– French new government: a worrying signal one year ahead of the Generation Equality Forum
France’s new government announced on July 6 and now complete with the appointment of the Secretaries of State on Sunday is still strongly criticized by a wide variety of associations, movements and citizens, both in France and abroad. Equipop is adding its voice to these reactions and underlying the international scope of the bad signal sent by the French government. Building the Generation Equality Forum, organized next year in Paris, must start by listening to and recognizing feminist movements.
The appointments of Gérald Darmanin to the Ministry of the Interior and Éric Dupond-Moretti to the Ministry of Justice have drawn the outrage of all feminist associations and very diverse personalities. Numerous speeches were made in the media and online (Caroline De Haas, Anne Hidalgo, Rachida Dati), highlighting the ethical, political and social issues raised by these appointments.
When it comes to ending violence against women, the analysis is unanimous: first and foremost, it is necessary to create the conditions that enable women to freely express themselves and be heard. Policy makers must drive the dynamics that will boost these changes. The appointment of these two ministers legitimizes positions that go radically against the expected changes, and constitutes a step backwards in the fight for equality, to such extent that feminists believe that the “Great Cause of Macron’s term” has been buried.
Reactions to this event are not limited to French political analysts. On July 15, in the French newspaper Le Monde, a collective of 91 feminist intellectuals and activists from 35 countries, including Shirin Ebadi, Nobel Peace Prize winner, and Svetlana Alexievitch, Nobel Prize winner for literature, denounced “an anti-feminist political shift, whose scope goes far beyond the borders of France. It reinforces the backlash against women, of which we are victims on all continents, in violation of our fundamental rights”.
Equipop’s action is framed within feminist dynamics, both in West Africa, France and internationally.
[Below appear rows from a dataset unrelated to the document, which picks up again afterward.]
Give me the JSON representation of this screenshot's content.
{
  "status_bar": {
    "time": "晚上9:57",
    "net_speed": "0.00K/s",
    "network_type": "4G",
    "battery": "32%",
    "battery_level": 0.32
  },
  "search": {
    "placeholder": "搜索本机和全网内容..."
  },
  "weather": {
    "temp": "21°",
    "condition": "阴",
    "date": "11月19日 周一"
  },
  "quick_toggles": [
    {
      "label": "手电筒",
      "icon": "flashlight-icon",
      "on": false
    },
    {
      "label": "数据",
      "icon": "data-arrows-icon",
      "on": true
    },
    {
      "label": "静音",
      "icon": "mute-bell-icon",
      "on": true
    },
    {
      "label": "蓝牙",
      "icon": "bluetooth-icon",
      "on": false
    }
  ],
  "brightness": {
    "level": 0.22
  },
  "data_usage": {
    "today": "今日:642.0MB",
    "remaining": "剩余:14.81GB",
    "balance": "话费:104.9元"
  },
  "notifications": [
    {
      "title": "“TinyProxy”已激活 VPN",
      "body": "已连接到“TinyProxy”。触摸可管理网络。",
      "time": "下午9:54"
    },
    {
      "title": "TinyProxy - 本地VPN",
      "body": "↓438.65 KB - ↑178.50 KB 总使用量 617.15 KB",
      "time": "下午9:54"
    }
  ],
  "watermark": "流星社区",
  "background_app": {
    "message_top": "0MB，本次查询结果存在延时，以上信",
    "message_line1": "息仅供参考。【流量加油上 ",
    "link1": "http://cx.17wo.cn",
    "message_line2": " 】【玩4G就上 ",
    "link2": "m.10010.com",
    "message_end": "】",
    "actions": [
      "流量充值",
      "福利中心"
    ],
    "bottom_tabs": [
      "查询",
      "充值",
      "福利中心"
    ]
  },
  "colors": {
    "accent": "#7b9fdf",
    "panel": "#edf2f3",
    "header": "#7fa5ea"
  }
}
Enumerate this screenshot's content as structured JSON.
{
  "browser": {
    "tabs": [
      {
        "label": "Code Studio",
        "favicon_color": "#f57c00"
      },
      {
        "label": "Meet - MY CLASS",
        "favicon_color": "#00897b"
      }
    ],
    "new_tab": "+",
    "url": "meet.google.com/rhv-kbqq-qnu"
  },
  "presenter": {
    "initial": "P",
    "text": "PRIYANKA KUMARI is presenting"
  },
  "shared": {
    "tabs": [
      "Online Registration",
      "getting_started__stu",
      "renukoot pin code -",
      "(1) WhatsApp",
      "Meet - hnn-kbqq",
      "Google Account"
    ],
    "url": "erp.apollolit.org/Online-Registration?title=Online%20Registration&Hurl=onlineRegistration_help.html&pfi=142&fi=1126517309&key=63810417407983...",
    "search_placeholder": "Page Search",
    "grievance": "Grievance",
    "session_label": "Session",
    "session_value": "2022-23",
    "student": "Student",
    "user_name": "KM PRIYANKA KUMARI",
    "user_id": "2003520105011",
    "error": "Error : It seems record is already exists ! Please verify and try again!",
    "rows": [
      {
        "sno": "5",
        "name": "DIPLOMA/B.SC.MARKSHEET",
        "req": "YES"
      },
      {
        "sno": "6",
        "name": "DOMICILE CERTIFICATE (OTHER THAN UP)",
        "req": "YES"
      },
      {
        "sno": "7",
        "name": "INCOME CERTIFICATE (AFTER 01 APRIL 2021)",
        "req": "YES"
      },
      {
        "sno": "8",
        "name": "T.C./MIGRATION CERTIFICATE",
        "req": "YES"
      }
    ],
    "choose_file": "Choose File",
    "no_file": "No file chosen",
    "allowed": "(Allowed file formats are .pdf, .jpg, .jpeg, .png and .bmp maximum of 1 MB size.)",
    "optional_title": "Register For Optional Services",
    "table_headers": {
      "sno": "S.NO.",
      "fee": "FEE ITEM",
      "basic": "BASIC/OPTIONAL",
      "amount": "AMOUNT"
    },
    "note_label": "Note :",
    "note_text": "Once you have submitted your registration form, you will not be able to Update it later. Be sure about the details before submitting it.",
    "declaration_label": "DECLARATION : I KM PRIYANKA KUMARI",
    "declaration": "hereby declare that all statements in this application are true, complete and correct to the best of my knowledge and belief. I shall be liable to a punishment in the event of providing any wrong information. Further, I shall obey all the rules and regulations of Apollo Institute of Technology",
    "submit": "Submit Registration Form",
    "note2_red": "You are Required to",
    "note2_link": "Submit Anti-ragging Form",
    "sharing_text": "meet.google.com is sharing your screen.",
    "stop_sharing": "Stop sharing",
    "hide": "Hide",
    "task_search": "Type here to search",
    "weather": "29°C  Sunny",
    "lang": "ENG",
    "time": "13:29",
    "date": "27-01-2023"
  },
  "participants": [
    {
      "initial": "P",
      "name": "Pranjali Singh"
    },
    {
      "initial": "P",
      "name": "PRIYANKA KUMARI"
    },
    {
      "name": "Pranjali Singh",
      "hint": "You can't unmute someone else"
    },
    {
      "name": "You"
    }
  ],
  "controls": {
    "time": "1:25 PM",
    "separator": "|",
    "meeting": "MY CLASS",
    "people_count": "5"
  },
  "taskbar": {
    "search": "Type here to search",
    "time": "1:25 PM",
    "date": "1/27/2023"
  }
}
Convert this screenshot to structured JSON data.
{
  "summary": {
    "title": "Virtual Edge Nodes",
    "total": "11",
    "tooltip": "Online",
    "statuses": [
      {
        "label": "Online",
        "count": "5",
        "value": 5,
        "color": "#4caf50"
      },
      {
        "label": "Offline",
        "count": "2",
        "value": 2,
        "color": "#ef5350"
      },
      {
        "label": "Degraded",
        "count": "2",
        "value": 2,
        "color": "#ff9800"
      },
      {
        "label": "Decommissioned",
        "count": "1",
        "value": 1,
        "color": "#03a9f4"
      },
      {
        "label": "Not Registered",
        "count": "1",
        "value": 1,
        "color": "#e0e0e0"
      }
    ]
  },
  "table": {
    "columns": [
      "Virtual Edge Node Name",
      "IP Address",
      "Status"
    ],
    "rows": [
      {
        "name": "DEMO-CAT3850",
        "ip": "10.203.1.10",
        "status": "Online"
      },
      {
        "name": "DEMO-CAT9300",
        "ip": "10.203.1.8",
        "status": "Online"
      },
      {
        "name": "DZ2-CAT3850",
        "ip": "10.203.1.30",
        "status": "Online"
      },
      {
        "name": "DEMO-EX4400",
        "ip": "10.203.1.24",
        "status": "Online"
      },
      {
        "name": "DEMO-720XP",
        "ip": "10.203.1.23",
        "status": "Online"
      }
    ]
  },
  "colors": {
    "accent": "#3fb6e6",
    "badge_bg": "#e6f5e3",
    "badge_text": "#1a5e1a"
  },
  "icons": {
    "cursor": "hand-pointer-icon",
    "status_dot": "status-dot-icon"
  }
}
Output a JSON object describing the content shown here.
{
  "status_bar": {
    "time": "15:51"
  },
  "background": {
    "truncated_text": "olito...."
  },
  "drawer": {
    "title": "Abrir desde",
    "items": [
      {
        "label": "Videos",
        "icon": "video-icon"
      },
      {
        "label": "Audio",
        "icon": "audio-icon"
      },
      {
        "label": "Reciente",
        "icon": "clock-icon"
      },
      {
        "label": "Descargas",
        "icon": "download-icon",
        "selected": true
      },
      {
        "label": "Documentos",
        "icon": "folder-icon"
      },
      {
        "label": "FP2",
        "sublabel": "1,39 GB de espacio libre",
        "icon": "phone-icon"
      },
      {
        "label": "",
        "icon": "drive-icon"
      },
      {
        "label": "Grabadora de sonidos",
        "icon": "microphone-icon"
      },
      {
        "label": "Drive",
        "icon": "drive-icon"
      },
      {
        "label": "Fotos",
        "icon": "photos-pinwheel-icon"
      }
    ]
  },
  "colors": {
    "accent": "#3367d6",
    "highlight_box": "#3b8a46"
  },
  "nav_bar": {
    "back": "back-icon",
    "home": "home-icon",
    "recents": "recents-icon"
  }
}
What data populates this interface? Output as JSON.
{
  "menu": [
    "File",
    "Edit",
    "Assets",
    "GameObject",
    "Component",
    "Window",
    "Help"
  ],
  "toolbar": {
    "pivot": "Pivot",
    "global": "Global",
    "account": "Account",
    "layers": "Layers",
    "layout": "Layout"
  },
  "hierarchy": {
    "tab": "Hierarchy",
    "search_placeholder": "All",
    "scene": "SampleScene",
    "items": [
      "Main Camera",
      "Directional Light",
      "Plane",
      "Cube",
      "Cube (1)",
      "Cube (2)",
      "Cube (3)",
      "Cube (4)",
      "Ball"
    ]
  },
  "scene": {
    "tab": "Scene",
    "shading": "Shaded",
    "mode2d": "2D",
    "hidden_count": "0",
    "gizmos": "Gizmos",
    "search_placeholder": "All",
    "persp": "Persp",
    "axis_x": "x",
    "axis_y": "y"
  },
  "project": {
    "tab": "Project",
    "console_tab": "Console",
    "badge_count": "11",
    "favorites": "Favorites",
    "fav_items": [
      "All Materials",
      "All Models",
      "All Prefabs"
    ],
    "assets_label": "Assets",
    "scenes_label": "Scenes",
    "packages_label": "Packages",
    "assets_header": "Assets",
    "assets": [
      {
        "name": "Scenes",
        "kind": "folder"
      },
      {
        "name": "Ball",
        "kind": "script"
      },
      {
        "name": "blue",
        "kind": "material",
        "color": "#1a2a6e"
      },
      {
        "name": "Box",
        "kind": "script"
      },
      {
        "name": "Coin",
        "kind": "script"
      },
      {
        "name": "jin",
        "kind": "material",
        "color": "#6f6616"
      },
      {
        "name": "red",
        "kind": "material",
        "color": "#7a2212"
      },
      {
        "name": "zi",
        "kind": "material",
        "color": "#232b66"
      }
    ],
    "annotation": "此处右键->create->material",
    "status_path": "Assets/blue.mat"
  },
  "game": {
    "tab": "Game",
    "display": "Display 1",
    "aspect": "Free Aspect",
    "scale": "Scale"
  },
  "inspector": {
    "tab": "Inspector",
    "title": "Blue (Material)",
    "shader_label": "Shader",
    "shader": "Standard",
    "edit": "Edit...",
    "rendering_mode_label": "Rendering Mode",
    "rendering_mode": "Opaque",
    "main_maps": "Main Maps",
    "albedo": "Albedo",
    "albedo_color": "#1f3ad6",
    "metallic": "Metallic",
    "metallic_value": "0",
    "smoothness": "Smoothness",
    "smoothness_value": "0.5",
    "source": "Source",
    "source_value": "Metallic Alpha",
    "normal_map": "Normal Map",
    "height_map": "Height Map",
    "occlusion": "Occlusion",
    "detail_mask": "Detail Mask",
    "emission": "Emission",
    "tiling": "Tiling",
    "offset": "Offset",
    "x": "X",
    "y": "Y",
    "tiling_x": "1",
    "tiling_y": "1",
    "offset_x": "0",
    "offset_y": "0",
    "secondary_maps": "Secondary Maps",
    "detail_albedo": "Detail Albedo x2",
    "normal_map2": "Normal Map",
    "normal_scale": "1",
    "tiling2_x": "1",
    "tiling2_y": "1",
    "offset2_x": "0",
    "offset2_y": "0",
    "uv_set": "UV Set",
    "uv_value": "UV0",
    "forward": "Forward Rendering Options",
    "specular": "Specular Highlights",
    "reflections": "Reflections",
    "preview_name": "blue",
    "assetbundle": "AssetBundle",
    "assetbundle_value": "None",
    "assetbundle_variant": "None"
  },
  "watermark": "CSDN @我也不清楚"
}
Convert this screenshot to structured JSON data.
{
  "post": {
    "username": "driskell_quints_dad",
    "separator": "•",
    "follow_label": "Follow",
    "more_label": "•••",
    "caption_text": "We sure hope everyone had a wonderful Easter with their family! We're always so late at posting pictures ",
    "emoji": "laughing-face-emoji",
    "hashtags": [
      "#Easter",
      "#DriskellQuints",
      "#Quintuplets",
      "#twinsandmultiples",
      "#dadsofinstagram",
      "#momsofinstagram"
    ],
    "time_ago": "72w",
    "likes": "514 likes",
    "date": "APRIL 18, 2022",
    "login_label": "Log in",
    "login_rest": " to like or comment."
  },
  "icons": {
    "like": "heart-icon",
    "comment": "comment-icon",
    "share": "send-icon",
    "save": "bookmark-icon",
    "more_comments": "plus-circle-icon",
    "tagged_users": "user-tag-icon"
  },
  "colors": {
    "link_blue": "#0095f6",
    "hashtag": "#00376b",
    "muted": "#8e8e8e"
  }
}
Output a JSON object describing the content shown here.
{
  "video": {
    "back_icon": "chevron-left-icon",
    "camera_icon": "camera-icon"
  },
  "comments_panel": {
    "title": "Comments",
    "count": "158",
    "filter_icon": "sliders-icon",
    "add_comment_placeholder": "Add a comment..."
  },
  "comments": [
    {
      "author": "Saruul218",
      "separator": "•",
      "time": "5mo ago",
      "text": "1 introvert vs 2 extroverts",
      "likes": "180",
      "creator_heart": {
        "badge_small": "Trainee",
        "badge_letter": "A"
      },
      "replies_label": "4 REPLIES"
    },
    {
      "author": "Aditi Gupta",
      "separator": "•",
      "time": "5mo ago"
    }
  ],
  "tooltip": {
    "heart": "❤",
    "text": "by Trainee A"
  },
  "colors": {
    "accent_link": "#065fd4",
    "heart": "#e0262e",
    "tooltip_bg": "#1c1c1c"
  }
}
We have been following French foreign policy for more than 25 years and we have always included our work in a perspective of co-construction to promote the issue of gender equality on the diplomatic agenda. Many steps have been taken over the years, and France has gradually demonstrated its willingness to lead in gender equality on the international stage. In July 2020, the Generation Equality Forum, co-organized by France, Mexico and UN Women, was to be held in Paris to celebrate the 25th anniversary of the 4th World Conference on Women’s Rights in Beijing. Due to the health situation, the Forum will not take place until 2021, but it still aims to be the largest global gathering on gender equality in many years.
All parties agree that the Forum must bring about systemic change and generate dialogue between States and civil societies to be successful. This objective cannot be achieved if France, the host of this event, is not exemplary, and even more so if the national political strategy is anti-feminist. Plus, the Forum will be useless or even counterproductive if the reactions of feminists are not heard – and that goes beyond the issues of French domestic policy.
Since we know that the Forum will take place in France, we have been stressing out the major challenge of ensuring the participation of feminists in all their diversity. The announcement of the new ministers could not only deepen the gap with feminist associations, but it could actually lead to their large mobilization against the Forum, as the 91 signatories of Le Monde’s paper express: “it calls for a union of our voices and our efforts. We will not tolerate any retreat or marginalization of our struggles. Our anger will not weaken because our rights and dignity are non-negotiable. While we are facing backlash, international solidarity must be intensified around the world. We are dedicated to this”.
It is therefore urgent to change the course of action. The Generation Equality Forum is a great opportunity to bring about important changes and we must not miss it.